By Ken Tysiac

Although internal auditors in the US and Canada generally received modest pay raises in the past year, the median salaries for many US internal audit positions decreased, according to a new survey report.

In the 2015 internal audit compensation study published Tuesday by the Institute of Internal Auditors (IIA), 80% of US respondents reported granting internal audit employees a base salary increase of between 2% and 4%. That’s up slightly from the 79% that received raises of 2% to 4% the previous year.

Meanwhile, 72% of US organisations participating in the survey are expected to give all of their internal audit employees base pay increases in the next 12 months, an increase from 70% in the 2014 survey and 68% in the 2013 survey.

But median salaries in the US for nine of the ten internal audit positions represented in the survey decreased from last year. The lone exception was IT audit director, which increased by 2.4%. Overall, the median salaries across the ten positions in the survey dropped by an average of 2.8% compared with last year.

Amongst Canadian respondents, 59% of organisations gave internal audit employees salary increases of 2% to 4% in the past 12 months; that’s down from 62% the previous year. And 54% of Canadian respondents expect their organisations to give base pay increases to all internal audit employees, down from 71% in the 2014 survey and 79% in the 2013 survey.

But median salaries increased amongst Canadian respondents for all four internal audit positions represented in the survey.

The survey showed that internal auditors can increase their compensation, though, by acquiring skills that are in high demand. Auditors in the US with expertise in areas such as fraud/forensic accounting, IT, or environmental auditing are paid significantly more than those who perform only operational audits, according to the survey. The survey data show that each additional area of expertise increased salaries by about $9,700.

Higher levels of education also can lead to higher pay, as internal auditors who hold a master’s degree earn 13% more than those with a bachelor’s degree.

The news from the survey wasn’t good for all internal auditors who have additional skills. Pay for staff-level information technology auditors fell more than 9% in the past year. However, salary levels for this position have been volatile in recent years, with a 7% decrease in 2013 followed by an 8% increase in 2014.

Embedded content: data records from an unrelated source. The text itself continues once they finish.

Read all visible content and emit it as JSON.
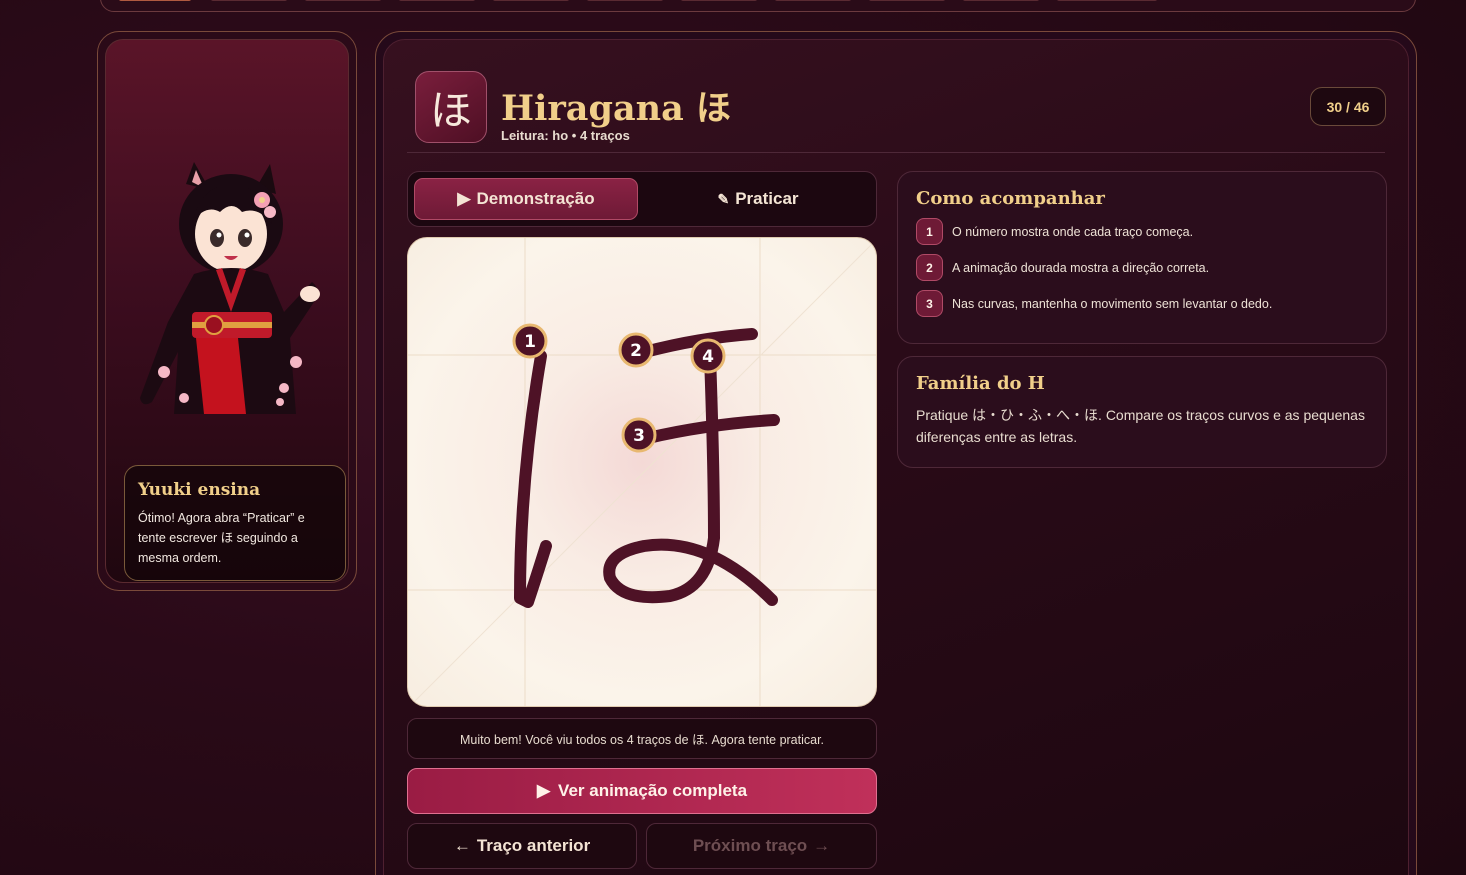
{
  "kana": {
    "glyph": "ほ"
  },
  "header": {
    "title": "Hiragana ほ",
    "subtitle": "Leitura: ho • 4 traços",
    "progress": "30 / 46"
  },
  "tutor": {
    "name": "Yuuki ensina",
    "message": "Ótimo! Agora abra “Praticar” e tente escrever ほ seguindo a mesma ordem."
  },
  "tabs": [
    {
      "label": "Demonstração",
      "icon": "play-icon",
      "active": true
    },
    {
      "label": "Praticar",
      "icon": "pencil-icon",
      "active": false
    }
  ],
  "stroke_markers": [
    "1",
    "2",
    "3",
    "4"
  ],
  "status": "Muito bem! Você viu todos os 4 traços de ほ. Agora tente praticar.",
  "actions": {
    "play_all": "Ver animação completa",
    "prev": "Traço anterior",
    "next": "Próximo traço"
  },
  "guide": {
    "title": "Como acompanhar",
    "steps": [
      {
        "num": "1",
        "text": "O número mostra onde cada traço começa."
      },
      {
        "num": "2",
        "text": "A animação dourada mostra a direção correta."
      },
      {
        "num": "3",
        "text": "Nas curvas, mantenha o movimento sem levantar o dedo."
      }
    ]
  },
  "family": {
    "title": "Família do H",
    "text": "Pratique は・ひ・ふ・へ・ほ. Compare os traços curvos e as pequenas diferenças entre as letras."
  },
  "colors": {
    "accent": "#f1cf8a",
    "primary": "#8a2244",
    "stroke": "#4e1226",
    "background": "#2a0a18"
  }
}
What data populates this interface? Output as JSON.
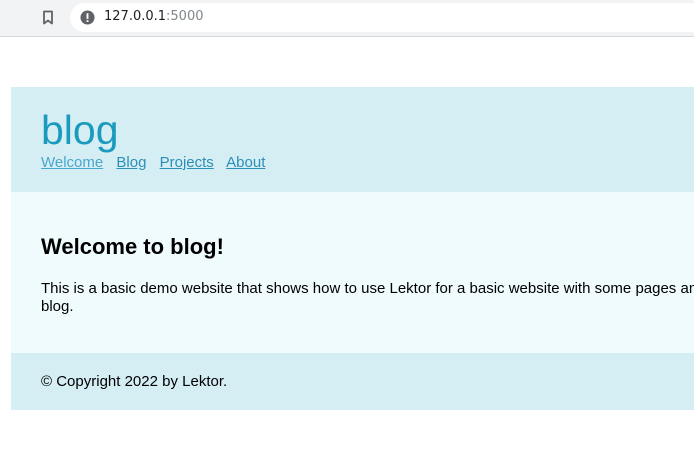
{
  "browser": {
    "url_host": "127.0.0.1",
    "url_port": ":5000"
  },
  "header": {
    "title": "blog",
    "nav": [
      {
        "label": "Welcome"
      },
      {
        "label": "Blog"
      },
      {
        "label": "Projects"
      },
      {
        "label": "About"
      }
    ]
  },
  "main": {
    "heading": "Welcome to blog!",
    "body": "This is a basic demo website that shows how to use Lektor for a basic website with some pages and a blog."
  },
  "footer": {
    "text": "© Copyright 2022 by Lektor."
  },
  "colors": {
    "header_bg": "#d5eef4",
    "main_bg": "#effbfd",
    "title": "#1a9bbd",
    "link": "#2b8fb8"
  },
  "icons": {
    "bookmark": "bookmark-icon",
    "site_info": "info-icon"
  }
}
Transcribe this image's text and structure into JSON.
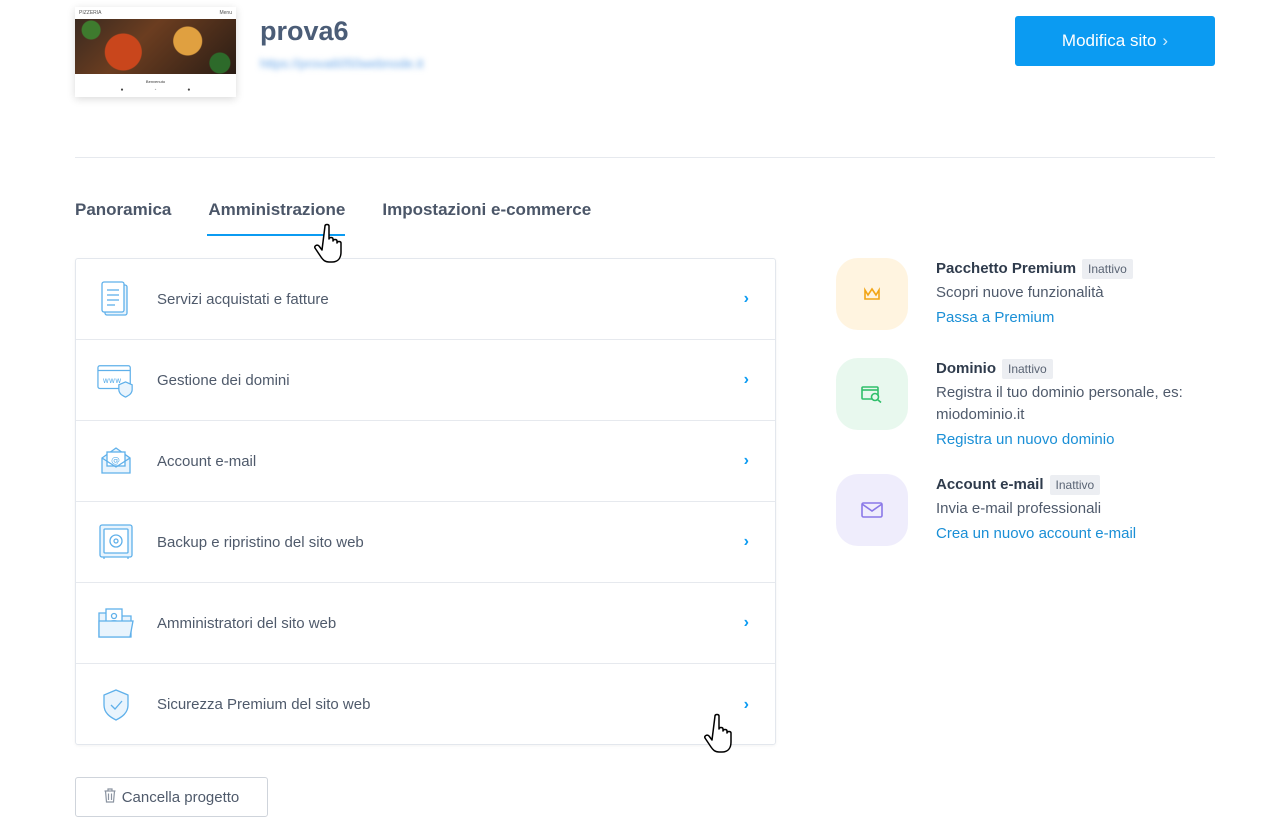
{
  "header": {
    "thumbnail": {
      "brand": "PIZZERIA",
      "menu": "Menu",
      "caption": "Benvenuto"
    },
    "title": "prova6",
    "url": "https://prova6050webnode.it",
    "edit_button": "Modifica sito"
  },
  "tabs": [
    {
      "label": "Panoramica",
      "active": false
    },
    {
      "label": "Amministrazione",
      "active": true
    },
    {
      "label": "Impostazioni e-commerce",
      "active": false
    }
  ],
  "admin_items": [
    {
      "label": "Servizi acquistati e fatture",
      "icon": "invoice-icon"
    },
    {
      "label": "Gestione dei domini",
      "icon": "www-shield-icon"
    },
    {
      "label": "Account e-mail",
      "icon": "email-envelope-icon"
    },
    {
      "label": "Backup e ripristino del sito web",
      "icon": "safe-icon"
    },
    {
      "label": "Amministratori del sito web",
      "icon": "admin-folder-icon"
    },
    {
      "label": "Sicurezza Premium del sito web",
      "icon": "security-shield-icon"
    }
  ],
  "features": [
    {
      "title": "Pacchetto Premium",
      "badge": "Inattivo",
      "desc": "Scopri nuove funzionalità",
      "link": "Passa a Premium",
      "icon": "crown-icon",
      "bg": "#fff4e0",
      "color": "#f2a516"
    },
    {
      "title": "Dominio",
      "badge": "Inattivo",
      "desc": "Registra il tuo dominio personale, es: miodominio.it",
      "link": "Registra un nuovo dominio",
      "icon": "domain-search-icon",
      "bg": "#e8f8ee",
      "color": "#2fbf6a"
    },
    {
      "title": "Account e-mail",
      "badge": "Inattivo",
      "desc": "Invia e-mail professionali",
      "link": "Crea un nuovo account e-mail",
      "icon": "mail-icon",
      "bg": "#efedfc",
      "color": "#8a78e8"
    }
  ],
  "delete_button": "Cancella progetto",
  "colors": {
    "accent": "#0b9bf2",
    "link": "#1a8fd6"
  }
}
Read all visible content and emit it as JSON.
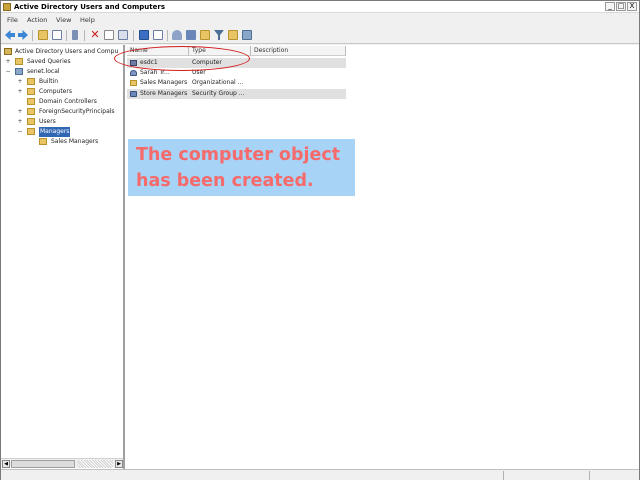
{
  "window": {
    "title": "Active Directory Users and Computers",
    "controls": {
      "minimize": "_",
      "maximize": "□",
      "close": "X"
    }
  },
  "menu": [
    "File",
    "Action",
    "View",
    "Help"
  ],
  "toolbar": {
    "buttons": [
      "back-icon",
      "forward-icon",
      "up-folder-icon",
      "show-hide-tree-icon",
      "properties-icon",
      "delete-icon",
      "copy-icon",
      "export-icon",
      "help-icon",
      "refresh-icon",
      "new-user-icon",
      "new-group-icon",
      "new-ou-icon",
      "filter-icon",
      "find-icon",
      "add-to-group-icon"
    ]
  },
  "tree": {
    "root": "Active Directory Users and Compu",
    "saved_queries": "Saved Queries",
    "domain": "senet.local",
    "children": [
      "Builtin",
      "Computers",
      "Domain Controllers",
      "ForeignSecurityPrincipals",
      "Users",
      "Managers"
    ],
    "selected": "Managers",
    "sub_children": [
      "Sales Managers"
    ]
  },
  "list": {
    "columns": [
      "Name",
      "Type",
      "Description"
    ],
    "rows": [
      {
        "name": "esdc1",
        "type": "Computer",
        "description": ""
      },
      {
        "name": "Sarah Tr...",
        "type": "User",
        "description": ""
      },
      {
        "name": "Sales Managers",
        "type": "Organizational ...",
        "description": ""
      },
      {
        "name": "Store Managers",
        "type": "Security Group ...",
        "description": ""
      }
    ]
  },
  "callout": {
    "line1": "The computer object",
    "line2": "has been created."
  },
  "colors": {
    "callout_bg": "#a7d3f7",
    "callout_text": "#f56a6a",
    "highlight_oval": "#d31a1a",
    "selection": "#3167b2"
  }
}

Ken Tysiac (ktysiac@aicpa.org) is a CGMA Magazine editorial director.